Excerpts from an interface dataset:
# # # #

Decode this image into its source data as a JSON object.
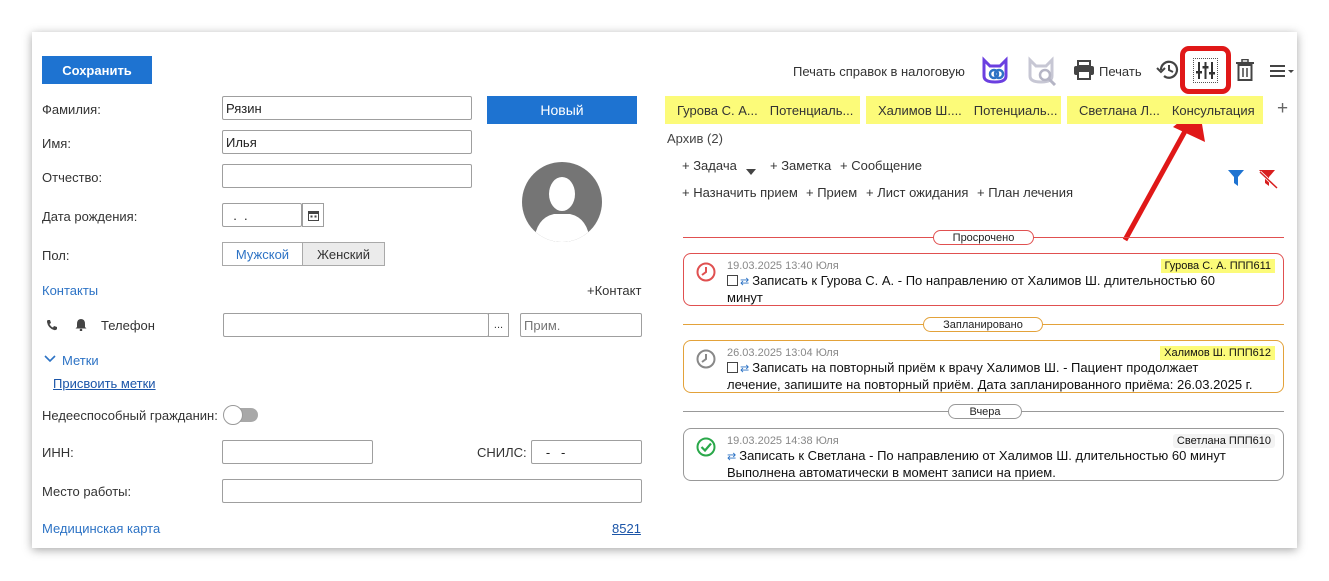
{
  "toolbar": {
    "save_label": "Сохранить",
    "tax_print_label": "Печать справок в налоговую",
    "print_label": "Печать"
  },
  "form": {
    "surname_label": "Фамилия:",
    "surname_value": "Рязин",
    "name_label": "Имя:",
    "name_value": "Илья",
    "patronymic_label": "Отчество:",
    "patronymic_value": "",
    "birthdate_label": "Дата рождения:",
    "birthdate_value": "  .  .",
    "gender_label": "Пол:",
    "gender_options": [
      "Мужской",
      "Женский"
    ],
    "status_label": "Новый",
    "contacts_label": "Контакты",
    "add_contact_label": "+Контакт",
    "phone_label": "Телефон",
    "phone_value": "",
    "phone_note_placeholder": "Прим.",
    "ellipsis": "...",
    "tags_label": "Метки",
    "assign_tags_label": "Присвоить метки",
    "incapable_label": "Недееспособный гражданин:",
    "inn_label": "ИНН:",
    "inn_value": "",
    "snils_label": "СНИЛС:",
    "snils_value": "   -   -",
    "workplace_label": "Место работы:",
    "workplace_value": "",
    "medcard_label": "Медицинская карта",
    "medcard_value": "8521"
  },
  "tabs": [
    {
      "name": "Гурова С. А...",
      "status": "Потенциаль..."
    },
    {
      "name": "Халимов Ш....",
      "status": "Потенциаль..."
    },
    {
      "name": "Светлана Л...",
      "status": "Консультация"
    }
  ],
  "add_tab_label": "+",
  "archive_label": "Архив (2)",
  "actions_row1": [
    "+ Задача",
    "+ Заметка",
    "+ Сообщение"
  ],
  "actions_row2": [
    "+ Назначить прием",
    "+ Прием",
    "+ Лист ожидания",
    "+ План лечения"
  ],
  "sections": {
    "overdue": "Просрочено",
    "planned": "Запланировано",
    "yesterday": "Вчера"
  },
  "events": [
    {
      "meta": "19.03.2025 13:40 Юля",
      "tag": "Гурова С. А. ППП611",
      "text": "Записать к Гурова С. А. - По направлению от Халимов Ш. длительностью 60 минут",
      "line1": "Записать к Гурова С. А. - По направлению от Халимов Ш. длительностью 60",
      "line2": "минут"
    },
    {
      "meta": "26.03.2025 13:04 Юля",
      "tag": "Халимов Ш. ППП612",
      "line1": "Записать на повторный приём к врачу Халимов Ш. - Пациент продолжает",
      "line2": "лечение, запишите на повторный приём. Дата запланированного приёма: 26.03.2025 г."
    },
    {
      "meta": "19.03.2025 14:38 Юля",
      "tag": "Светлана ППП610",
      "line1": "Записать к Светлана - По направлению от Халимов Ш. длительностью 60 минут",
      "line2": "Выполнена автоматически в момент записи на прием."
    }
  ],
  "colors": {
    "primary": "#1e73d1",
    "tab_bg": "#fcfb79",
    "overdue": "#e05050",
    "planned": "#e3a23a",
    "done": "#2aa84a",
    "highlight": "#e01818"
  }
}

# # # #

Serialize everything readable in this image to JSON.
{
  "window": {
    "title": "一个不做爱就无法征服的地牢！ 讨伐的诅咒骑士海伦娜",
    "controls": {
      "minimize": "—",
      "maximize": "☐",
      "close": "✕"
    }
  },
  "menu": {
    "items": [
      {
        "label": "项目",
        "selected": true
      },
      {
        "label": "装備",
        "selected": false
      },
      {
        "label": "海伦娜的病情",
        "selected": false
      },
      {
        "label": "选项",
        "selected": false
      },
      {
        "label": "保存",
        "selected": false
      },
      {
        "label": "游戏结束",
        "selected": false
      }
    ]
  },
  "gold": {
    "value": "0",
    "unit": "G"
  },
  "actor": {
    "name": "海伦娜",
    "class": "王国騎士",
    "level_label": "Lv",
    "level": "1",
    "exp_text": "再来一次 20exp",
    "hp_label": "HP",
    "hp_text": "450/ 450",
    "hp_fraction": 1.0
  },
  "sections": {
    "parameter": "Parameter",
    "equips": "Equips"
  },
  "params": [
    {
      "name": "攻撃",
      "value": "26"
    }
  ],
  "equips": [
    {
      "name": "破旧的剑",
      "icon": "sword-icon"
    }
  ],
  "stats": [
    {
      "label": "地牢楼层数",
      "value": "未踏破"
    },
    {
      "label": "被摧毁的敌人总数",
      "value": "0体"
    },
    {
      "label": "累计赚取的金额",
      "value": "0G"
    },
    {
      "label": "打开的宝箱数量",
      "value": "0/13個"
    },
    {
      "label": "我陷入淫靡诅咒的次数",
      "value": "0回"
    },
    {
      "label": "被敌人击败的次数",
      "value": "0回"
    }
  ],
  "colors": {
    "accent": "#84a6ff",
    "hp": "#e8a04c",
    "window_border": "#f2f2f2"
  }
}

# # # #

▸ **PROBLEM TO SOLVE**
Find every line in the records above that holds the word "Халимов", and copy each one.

▸ **RESPONSE TO THIS TASK**
      "name": "Халимов Ш....",
      "text": "Записать к Гурова С. А. - По направлению от Халимов Ш. длительностью 60 минут",
      "line1": "Записать к Гурова С. А. - По направлению от Халимов Ш. длительностью 60",
      "tag": "Халимов Ш. ППП612",
      "line1": "Записать на повторный приём к врачу Халимов Ш. - Пациент продолжает",
      "line1": "Записать к Светлана - По направлению от Халимов Ш. длительностью 60 минут",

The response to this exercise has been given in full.